Task to complete →
In the entries below, how many lines contain the string "Pictures"? Give the number by itself.

Dataset rows describing interfaces:
%%
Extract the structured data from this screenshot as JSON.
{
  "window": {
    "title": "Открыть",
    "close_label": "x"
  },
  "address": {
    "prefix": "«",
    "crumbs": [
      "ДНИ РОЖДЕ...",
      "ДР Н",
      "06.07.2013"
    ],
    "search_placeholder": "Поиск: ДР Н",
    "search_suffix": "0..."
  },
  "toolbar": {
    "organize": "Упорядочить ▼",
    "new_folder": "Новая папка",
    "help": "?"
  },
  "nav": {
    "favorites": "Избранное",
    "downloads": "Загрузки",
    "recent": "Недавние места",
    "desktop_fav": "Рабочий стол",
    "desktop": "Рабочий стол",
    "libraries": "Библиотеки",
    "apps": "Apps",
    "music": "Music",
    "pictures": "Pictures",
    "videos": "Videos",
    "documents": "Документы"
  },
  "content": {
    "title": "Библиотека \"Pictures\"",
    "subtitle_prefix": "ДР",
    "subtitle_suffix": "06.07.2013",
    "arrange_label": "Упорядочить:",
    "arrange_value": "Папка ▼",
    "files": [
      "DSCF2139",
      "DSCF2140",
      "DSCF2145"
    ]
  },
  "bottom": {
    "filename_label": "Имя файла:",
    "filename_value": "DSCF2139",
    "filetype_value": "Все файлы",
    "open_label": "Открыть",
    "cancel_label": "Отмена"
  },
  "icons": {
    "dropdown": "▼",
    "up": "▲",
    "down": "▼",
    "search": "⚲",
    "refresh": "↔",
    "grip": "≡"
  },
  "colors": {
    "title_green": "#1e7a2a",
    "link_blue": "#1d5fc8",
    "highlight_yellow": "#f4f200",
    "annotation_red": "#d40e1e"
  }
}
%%
Response area →
2